BERLIN, Germany — When Germany’s newly elected conservative coalition recently declared that it would rescind the country’s phase-out of nuclear power, it served as the final death knell to the era of consensus presided over by Chancellor Angela Merkel’s previous “Grand Coalition.”
But the announcement was not a surprise: Energy policy was one of the few issues about which Merkel and her Christian Democratic party (CDU) spoke candidly during the campaign.
But, the announcement resonated deeply across Germany and has served as a rallying cry for activists who lay dormant during the past few years in search of a cause. With hundreds of independent anti-nuclear activist groups promising frequent and disruptive protests in the coming weeks — and already providing a preview by way of hundreds of hecklers dispatched to the new coalition negotiations — the country is bracing for a heated confrontation.
“The 17 nuclear plants in Germany are everything but safe,” said Jochen Stay from the anti-nuclear group “Ausgestrahlt,” one of the organizers of the protests at the coalition negotiations. “Whoever thinks about extending their use puts the lives and health of millions of people in jeopardy.”
Some conservatives are already worried that things may get out of hand. An executive of one of the country’s largest energy utilities has written a letter to the heads of the opposition Green Party in order to suggest that they meet in order to clear the air. “Certainly one of the things we should talk about is how we can avoid conditions in the country that resemble a civil war,” wrote Juergen Grossmann, head of RWE, according to the newspaper Sueddeutsche Zeitung.
The activists have a long and rich tradition to draw on. West Germany’s anti-nuclear movement of the late 1970s and 1980s is generally upheld as the country’s most effective and sustained example of civic engagement. The federal government in Bonn hadn’t been much interested in the dangers of nuclear energy until hundreds of thousands representing a diverse cross-section of the country came out in mostly rural areas to protest against — and, at times, physically prevent — the opening of local reactors and the depositing of nuclear waste.
Eventually, the demonstrators formed the basis of a new party, the Greens, that would, in a late 1990s coalition with the Social Democrats (SPD), proscribe by law the phase-out the country’s remaining 17 nuclear power plants by 2020. This is the law that Merkel now seeks to amend.
Today’s activists, like those from 30 years ago, have declared themselves independent of all the established parties, including the Greens. But, in their aims, style and composition, these activists are less a new social movement than a nostalgia-tinged continuation of an old one, complete with a logo borrowed from the previous era: a red, smiling sun set against a white background together with the words “No, thank you!” It’s a fitting instance of recycling, since in some sense, the old anti-nuclear movement never went away: Periodic clashes between protesters and police near the city of Gorleben, where Germany has disposed of nuclear material, have gone on uninterrupted since the 1970s.
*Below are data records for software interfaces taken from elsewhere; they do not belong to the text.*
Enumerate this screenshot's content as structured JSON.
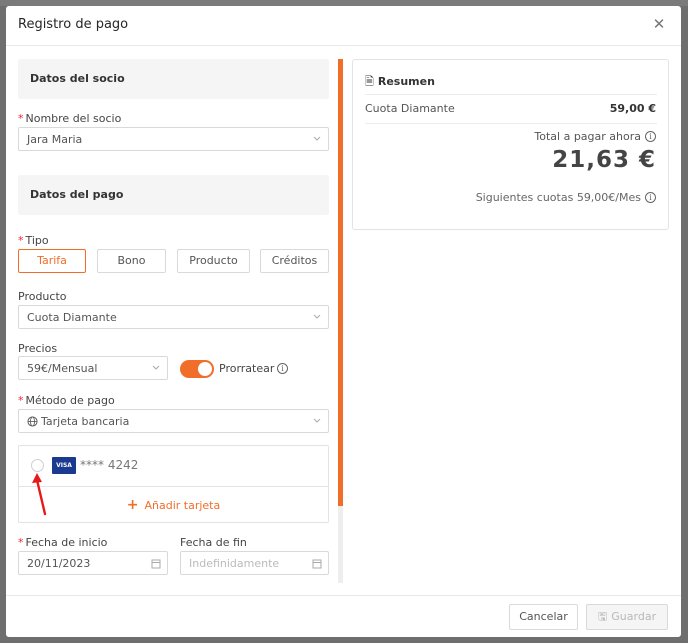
{
  "modal": {
    "title": "Registro de pago",
    "close_icon": "close-icon"
  },
  "member_section": {
    "title": "Datos del socio",
    "member_label": "Nombre del socio",
    "member_value": "Jara Maria"
  },
  "payment_section": {
    "title": "Datos del pago",
    "type_label": "Tipo",
    "types": [
      "Tarifa",
      "Bono",
      "Producto",
      "Créditos"
    ],
    "active_type": "Tarifa",
    "product_label": "Producto",
    "product_value": "Cuota Diamante",
    "prices_label": "Precios",
    "prices_value": "59€/Mensual",
    "prorate_label": "Prorratear",
    "prorate_enabled": true,
    "method_label": "Método de pago",
    "method_value": "Tarjeta bancaria",
    "method_icon": "globe-icon",
    "card_brand": "VISA",
    "card_number": "**** 4242",
    "add_card_label": "Añadir tarjeta",
    "start_date_label": "Fecha de inicio",
    "start_date_value": "20/11/2023",
    "end_date_label": "Fecha de fin",
    "end_date_placeholder": "Indefinidamente"
  },
  "summary": {
    "title": "Resumen",
    "line_label": "Cuota Diamante",
    "line_value": "59,00 €",
    "total_label": "Total a pagar ahora",
    "total_amount": "21,63 €",
    "next_fees": "Siguientes cuotas 59,00€/Mes"
  },
  "footer": {
    "cancel_label": "Cancelar",
    "save_label": "Guardar"
  },
  "colors": {
    "accent": "#f06e2a",
    "required": "#f5222d",
    "annotation_arrow": "#e8191c"
  }
}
Polls show that two-thirds of Germans support the current phase-out law and a broad spectrum of German society still sympathizes with the anti-nuclear movement. A pre-election march in Berlin that attracted tens of thousands to the capital attested to that support. The rally provided diverse tableaus of university students together with civil servants, grey-haired former hippies aside middle-aged farmers atop tractors. They all share memories of the nuclear accidents at Chernobyl and Three Mile Island and the repeated Cold War warnings that the world may end in a nuclear apocalypse, as well as of more recent revelations that the German government under Chancellor Helmut Kohl had manipulated and falsified safety reports of a few of the country’s nuclear plants.
Indeed, Merkel is aware that following through on her plans will require making a hefty withdrawal from the sizable sum of political capital that she’s accumulated over the past four years. During the election campaign, her CDU party tried to prime the country by arguing that Germany couldn’t yet afford to make the switch away from nuclear power, which comprises nearly a quarter of the country’s energy consumption, according to a report by the German Institute for Economic Research.
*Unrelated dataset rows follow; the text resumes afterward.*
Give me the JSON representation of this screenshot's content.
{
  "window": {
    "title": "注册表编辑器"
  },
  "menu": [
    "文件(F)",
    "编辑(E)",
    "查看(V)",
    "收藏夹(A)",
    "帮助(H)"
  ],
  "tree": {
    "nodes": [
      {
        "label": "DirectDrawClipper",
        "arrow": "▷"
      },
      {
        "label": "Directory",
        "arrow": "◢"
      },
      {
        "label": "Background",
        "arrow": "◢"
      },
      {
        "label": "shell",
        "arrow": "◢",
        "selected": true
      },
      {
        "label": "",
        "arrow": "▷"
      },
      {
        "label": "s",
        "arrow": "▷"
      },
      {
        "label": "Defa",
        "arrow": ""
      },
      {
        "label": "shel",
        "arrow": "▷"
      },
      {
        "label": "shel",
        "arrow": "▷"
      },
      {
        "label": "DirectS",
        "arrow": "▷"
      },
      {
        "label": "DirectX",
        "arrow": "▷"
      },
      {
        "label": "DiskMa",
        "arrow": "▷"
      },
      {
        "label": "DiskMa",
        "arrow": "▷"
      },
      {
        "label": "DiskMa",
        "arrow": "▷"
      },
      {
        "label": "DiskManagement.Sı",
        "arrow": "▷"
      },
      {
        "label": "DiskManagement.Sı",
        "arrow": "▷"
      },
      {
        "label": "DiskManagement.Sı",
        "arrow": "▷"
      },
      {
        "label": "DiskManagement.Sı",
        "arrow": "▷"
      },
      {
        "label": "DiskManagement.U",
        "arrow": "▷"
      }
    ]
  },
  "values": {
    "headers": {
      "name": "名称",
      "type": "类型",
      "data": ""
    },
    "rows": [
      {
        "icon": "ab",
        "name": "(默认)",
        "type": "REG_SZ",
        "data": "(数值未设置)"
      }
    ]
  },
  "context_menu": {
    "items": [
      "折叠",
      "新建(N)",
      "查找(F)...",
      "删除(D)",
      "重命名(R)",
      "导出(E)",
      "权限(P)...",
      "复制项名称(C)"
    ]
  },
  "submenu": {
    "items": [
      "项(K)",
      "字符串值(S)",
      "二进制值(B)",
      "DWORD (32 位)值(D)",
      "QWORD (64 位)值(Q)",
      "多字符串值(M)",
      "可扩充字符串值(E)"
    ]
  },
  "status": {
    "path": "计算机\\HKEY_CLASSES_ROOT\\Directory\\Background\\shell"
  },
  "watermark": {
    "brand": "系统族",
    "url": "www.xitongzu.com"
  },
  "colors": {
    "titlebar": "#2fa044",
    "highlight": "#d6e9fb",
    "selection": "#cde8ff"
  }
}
While the rival SPD asserted that investments in renewable solar and wind power could make up the difference, Merkel said that Germany shouldn’t risk falling behind the economies of France and Britain, both of which have renewed commitments to nuclear energy. She has also argued that nuclear energy produces fewer climate-damaging emissions than coal, Germany’s main fuel alternative.
However convinced she is of the merits of nuclear energy, Merkel has also made sure to temper the plans of the more business-friendly and conservative voices in her new coalition. The coalition agreement emphasizes that keeping the 17 power plants open will be contingent upon their meeting the most stringent safety criteria of the European Union. The new coalition will also demand that a large percentage of the windfall profits that energy companies are expected to make from the continued operation of the nuclear plants be invested into renewable energy sources. “Nuclear energy should be a bridge technology,” said Marcus Soeder, one of Merkel’s representatives at the coalition negotiations.
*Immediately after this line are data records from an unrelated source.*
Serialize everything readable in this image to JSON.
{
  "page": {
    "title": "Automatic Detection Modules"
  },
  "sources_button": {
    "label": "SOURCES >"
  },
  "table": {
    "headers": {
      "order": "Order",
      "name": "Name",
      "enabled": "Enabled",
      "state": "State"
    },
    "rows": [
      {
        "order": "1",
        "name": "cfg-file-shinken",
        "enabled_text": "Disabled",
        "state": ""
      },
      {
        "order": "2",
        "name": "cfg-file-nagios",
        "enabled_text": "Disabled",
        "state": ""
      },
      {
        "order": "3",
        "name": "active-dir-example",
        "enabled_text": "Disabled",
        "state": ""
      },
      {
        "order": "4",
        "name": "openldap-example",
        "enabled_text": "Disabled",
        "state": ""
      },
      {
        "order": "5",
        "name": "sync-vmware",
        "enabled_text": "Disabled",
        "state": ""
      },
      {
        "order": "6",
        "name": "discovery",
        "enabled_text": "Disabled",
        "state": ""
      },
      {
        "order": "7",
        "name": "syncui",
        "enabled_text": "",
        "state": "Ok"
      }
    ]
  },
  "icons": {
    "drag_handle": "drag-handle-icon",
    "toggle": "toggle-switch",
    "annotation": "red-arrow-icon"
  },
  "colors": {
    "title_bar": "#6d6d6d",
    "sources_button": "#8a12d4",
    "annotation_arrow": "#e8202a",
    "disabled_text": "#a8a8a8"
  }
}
The activists don’t seem much impressed by Merkel’s assurances. After meeting last month, representatives from the largest groups promised more unannounced demonstrations to block the transport of nuclear material and to otherwise disrupt the work of Merkel's new coalition.